Ajax Downs Casino Gets Permission to Stay
Ontario Premier Doug Ford has announced an agreement that would give permission for two local casinos in extremely close proximity to each other to operate simultaneously. The decision was made in a bid to appease two different municipalities based just east of Toronto, both of which have long fought for the future of the area’s gambling industry.
The Government of Ontario further revealed that it has reached a basic agreement under which the casino at Ajax Downs will remain operational. This, however, required the Ontario Lottery and Gaming Corporation (OLG) to alter its rules in order to keep the two venues running, as the existing Ajax Casino would need to compete with the nearby planned Durham Live gaming complex in Pickering.
Now, as stated by the local government, the Great Canadian Gaming Corporation (GCGC) will be allowed to run both casinos under a 2017 contract with the OLG to run gaming facilities in the Greater Toronto area. Earlier this year, the venue and its operator revealed their plans to move Ajax Downs to Pickering in a bid to circumvent earlier rules.
Arguments Arise from Decision
The result of this has been a disagreement between Rod Phillips, a Member of Provincial Parliament (MPP), and Ajax Mayor Steve Parish. The two have argued as to whether the market has enough room to support two casinos so close to each other, with Philips highlighting that the venues will offer different experiences to address the concerns.

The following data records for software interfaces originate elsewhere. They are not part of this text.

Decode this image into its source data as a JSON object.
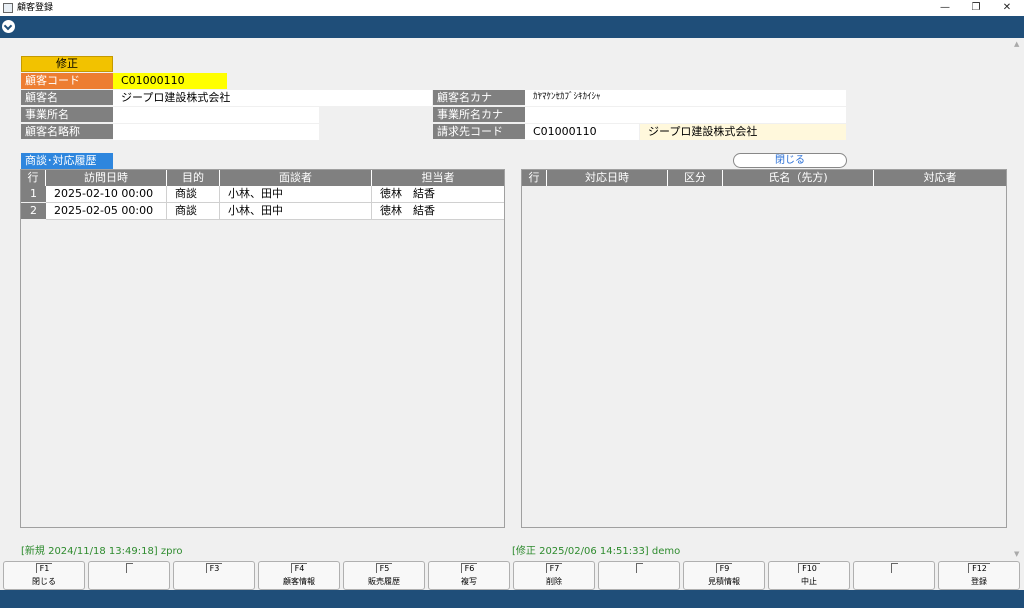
{
  "window": {
    "title": "顧客登録",
    "minimize": "—",
    "restore": "❐",
    "close": "✕"
  },
  "form": {
    "mode": "修正",
    "customer_code_label": "顧客コード",
    "customer_code": "C01000110",
    "customer_name_label": "顧客名",
    "customer_name": "ジープロ建設株式会社",
    "office_name_label": "事業所名",
    "office_name": "",
    "short_name_label": "顧客名略称",
    "short_name": "",
    "name_kana_label": "顧客名カナ",
    "name_kana": "ｶﾔﾏｹﾝｾｶﾌﾞｼｷｶｲｼｬ",
    "office_kana_label": "事業所名カナ",
    "office_kana": "",
    "billing_code_label": "請求先コード",
    "billing_code": "C01000110",
    "billing_name": "ジープロ建設株式会社"
  },
  "history": {
    "label": "商談･対応履歴",
    "close_label": "閉じる",
    "left_columns": [
      "行",
      "訪問日時",
      "目的",
      "面談者",
      "担当者"
    ],
    "left_rows": [
      {
        "no": "1",
        "datetime": "2025-02-10 00:00",
        "purpose": "商談",
        "attendees": "小林、田中",
        "staff": "徳林　結香"
      },
      {
        "no": "2",
        "datetime": "2025-02-05 00:00",
        "purpose": "商談",
        "attendees": "小林、田中",
        "staff": "徳林　結香"
      }
    ],
    "right_columns": [
      "行",
      "対応日時",
      "区分",
      "氏名（先方)",
      "対応者"
    ]
  },
  "status": {
    "created": "[新規 2024/11/18 13:49:18] zpro",
    "modified": "[修正 2025/02/06 14:51:33] demo"
  },
  "function_keys": [
    {
      "key": "F1",
      "label": "閉じる"
    },
    {
      "key": "",
      "label": ""
    },
    {
      "key": "F3",
      "label": ""
    },
    {
      "key": "F4",
      "label": "顧客情報"
    },
    {
      "key": "F5",
      "label": "販売履歴"
    },
    {
      "key": "F6",
      "label": "複写"
    },
    {
      "key": "F7",
      "label": "削除"
    },
    {
      "key": "",
      "label": ""
    },
    {
      "key": "F9",
      "label": "見積情報"
    },
    {
      "key": "F10",
      "label": "中止"
    },
    {
      "key": "",
      "label": ""
    },
    {
      "key": "F12",
      "label": "登録"
    }
  ]
}
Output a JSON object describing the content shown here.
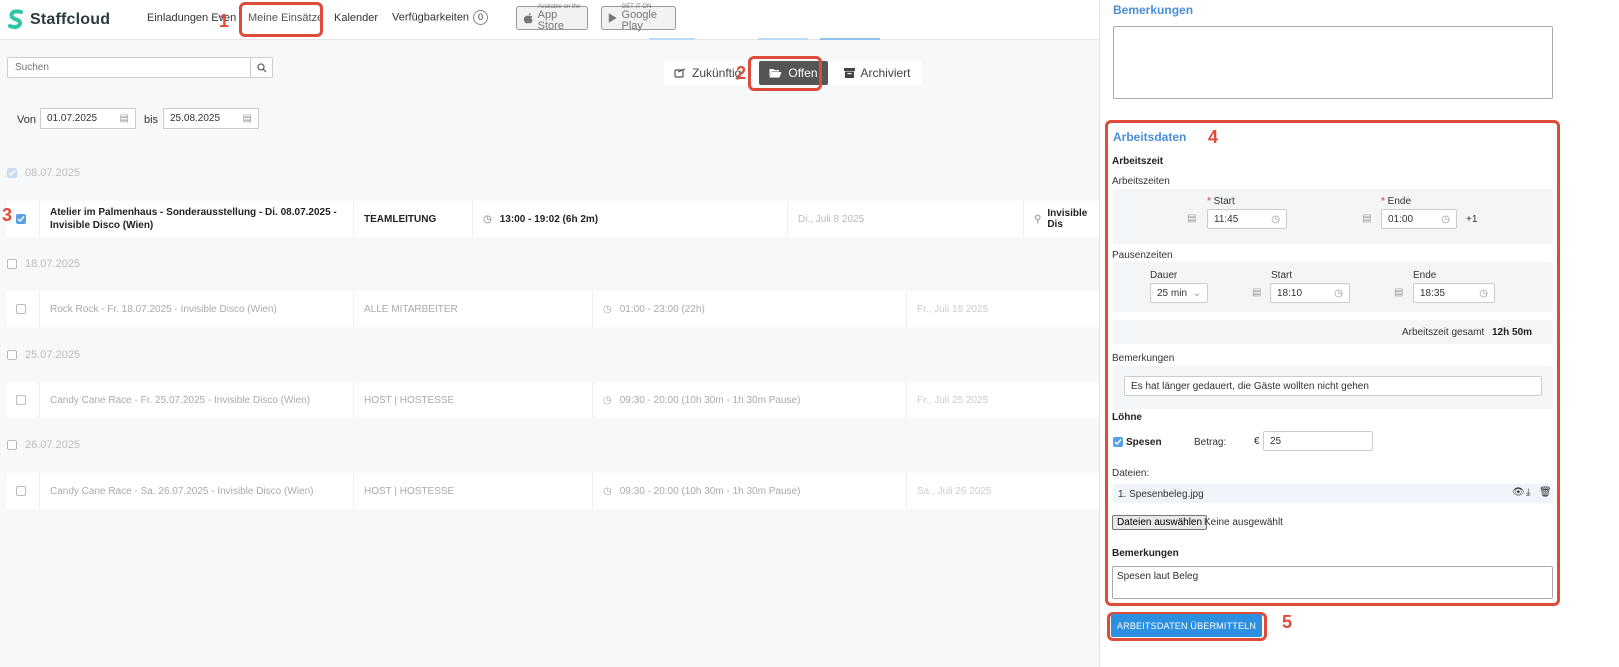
{
  "app": {
    "name": "Staffcloud"
  },
  "nav": {
    "items": [
      {
        "label": "Einladungen Even"
      },
      {
        "label": "Meine Einsätze"
      },
      {
        "label": "Kalender"
      },
      {
        "label": "Verfügbarkeiten"
      }
    ],
    "availability_count": "0",
    "appstore": {
      "small": "Available on the",
      "big": "App Store"
    },
    "googleplay": {
      "small": "GET IT ON",
      "big": "Google Play"
    }
  },
  "annotations": [
    "1",
    "2",
    "3",
    "4",
    "5"
  ],
  "search": {
    "placeholder": "Suchen"
  },
  "tabs": [
    {
      "label": "Zukünftig"
    },
    {
      "label": "Offen"
    },
    {
      "label": "Archiviert"
    }
  ],
  "filter": {
    "from_label": "Von",
    "from": "01.07.2025",
    "to_label": "bis",
    "to": "25.08.2025"
  },
  "groups": [
    {
      "date": "08.07.2025"
    },
    {
      "date": "18.07.2025"
    },
    {
      "date": "25.07.2025"
    },
    {
      "date": "26.07.2025"
    }
  ],
  "rows": [
    {
      "title": "Atelier im Palmenhaus - Sonderausstellung - Di. 08.07.2025 - Invisible Disco (Wien)",
      "role": "TEAMLEITUNG",
      "time": "13:00 - 19:02 (6h 2m)",
      "date": "Di., Juli 8 2025",
      "location": "Invisible Dis"
    },
    {
      "title": "Rock Rock - Fr. 18.07.2025 - Invisible Disco (Wien)",
      "role": "ALLE MITARBEITER",
      "time": "01:00 - 23:00 (22h)",
      "date": "Fr., Juli 18 2025"
    },
    {
      "title": "Candy Cane Race - Fr. 25.07.2025 - Invisible Disco (Wien)",
      "role": "HOST | HOSTESSE",
      "time": "09:30 - 20:00 (10h 30m - 1h 30m Pause)",
      "date": "Fr., Juli 25 2025"
    },
    {
      "title": "Candy Cane Race - Sa. 26.07.2025 - Invisible Disco (Wien)",
      "role": "HOST | HOSTESSE",
      "time": "09:30 - 20:00 (10h 30m - 1h 30m Pause)",
      "date": "Sa., Juli 26 2025"
    }
  ],
  "panel": {
    "remarks_title": "Bemerkungen",
    "workdata_title": "Arbeitsdaten",
    "worktime_label": "Arbeitszeit",
    "worktimes_label": "Arbeitszeiten",
    "start_label": "Start",
    "end_label": "Ende",
    "start_value": "11:45",
    "end_value": "01:00",
    "next_day": "+1",
    "breaks_label": "Pausenzeiten",
    "duration_label": "Dauer",
    "break_duration": "25 min",
    "break_start_label": "Start",
    "break_start": "18:10",
    "break_end_label": "Ende",
    "break_end": "18:35",
    "total_label": "Arbeitszeit gesamt",
    "total_value": "12h 50m",
    "remarks_label": "Bemerkungen",
    "remarks_value": "Es hat länger gedauert, die Gäste wollten nicht gehen",
    "wages_label": "Löhne",
    "expenses_label": "Spesen",
    "amount_label": "Betrag:",
    "currency": "€",
    "amount_value": "25",
    "files_label": "Dateien:",
    "file_name": "1. Spesenbeleg.jpg",
    "choose_files": "Dateien auswählen",
    "no_file": "Keine ausgewählt",
    "remarks2_label": "Bemerkungen",
    "remarks2_value": "Spesen laut Beleg",
    "submit": "ARBEITSDATEN ÜBERMITTELN"
  }
}
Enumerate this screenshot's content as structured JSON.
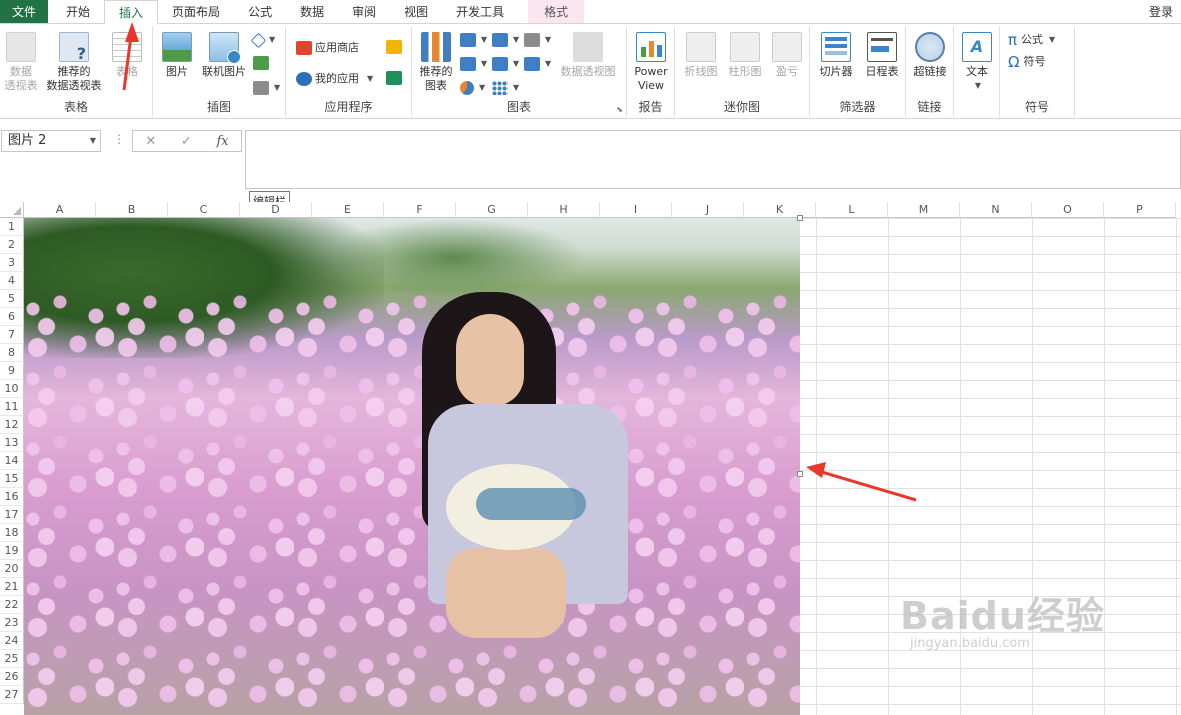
{
  "tabs": {
    "file": "文件",
    "items": [
      "开始",
      "插入",
      "页面布局",
      "公式",
      "数据",
      "审阅",
      "视图",
      "开发工具"
    ],
    "context": "格式",
    "login": "登录",
    "active": "插入"
  },
  "ribbon": {
    "groups": {
      "tables": "表格",
      "illustrations": "插图",
      "apps": "应用程序",
      "charts": "图表",
      "reports": "报告",
      "sparklines": "迷你图",
      "filters": "筛选器",
      "links": "链接",
      "symbols": "符号"
    },
    "buttons": {
      "pivot": "数据\n透视表",
      "recommended_pivot": "推荐的\n数据透视表",
      "table": "表格",
      "picture": "图片",
      "online_picture": "联机图片",
      "app_store": "应用商店",
      "my_apps": "我的应用",
      "recommended_charts": "推荐的\n图表",
      "pivot_chart": "数据透视图",
      "power_view": "Power\nView",
      "line": "折线图",
      "column": "柱形图",
      "win_loss": "盈亏",
      "slicer": "切片器",
      "timeline": "日程表",
      "hyperlink": "超链接",
      "text": "文本",
      "equation": "公式",
      "symbol": "符号"
    }
  },
  "formula_bar": {
    "name_box": "图片 2",
    "fx": "fx",
    "tooltip": "编辑栏"
  },
  "grid": {
    "columns": [
      "A",
      "B",
      "C",
      "D",
      "E",
      "F",
      "G",
      "H",
      "I",
      "J",
      "K",
      "L",
      "M",
      "N",
      "O",
      "P"
    ],
    "rows": [
      "1",
      "2",
      "3",
      "4",
      "5",
      "6",
      "7",
      "8",
      "9",
      "10",
      "11",
      "12",
      "13",
      "14",
      "15",
      "16",
      "17",
      "18",
      "19",
      "20",
      "21",
      "22",
      "23",
      "24",
      "25",
      "26",
      "27"
    ]
  },
  "watermark": {
    "brand": "Baidu经验",
    "url": "jingyan.baidu.com"
  },
  "colors": {
    "excel_green": "#217346",
    "context_tab": "#fbe5ef",
    "annotation_red": "#e8372b"
  }
}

Some changes will be made to the Ajax property and its gambling floor. The number of slot machines will be slashed from 800 to 500, and the property will retain its existing quarter horse racing track. The Durham Live casino is set to offer a massive 2,700 slots, 1,000 table games, hotels, theme parks, and extensive entertainment opportunity.
Ajax Will Not Threaten Durham Live
Mayor Parish, who has long been involved in the controversy to ensure that the town keeps Ajax, has described the government’s choice as a ‘positive’ one for the town, especially with regard to revenue sharing and jobs. At the moment, the municipality earns around $7.5 million each year. Parish has also noted that the decision will support Ontario’s only quarter horse racing facility.
Pickering Mayor Dave Ryan has further shared that Ontario’s decision has not surprised him in the least, especially considering Phillips and Ford’s spring election campaign. He also added that the move would not be a threat to the upcoming Durham Live property, as the mega-complex would offer much more than Ajax Casino does.
Early in 2018, the Ajax City Council voted to keep the local gaming destination in the town, but its future was still uncertain. Its closure was eventually planned, along with its relocation to Pickering, but local councilors passed a motion urging provincial parties to keep things as they were as relocation would hurt Ontario’s taxpayers.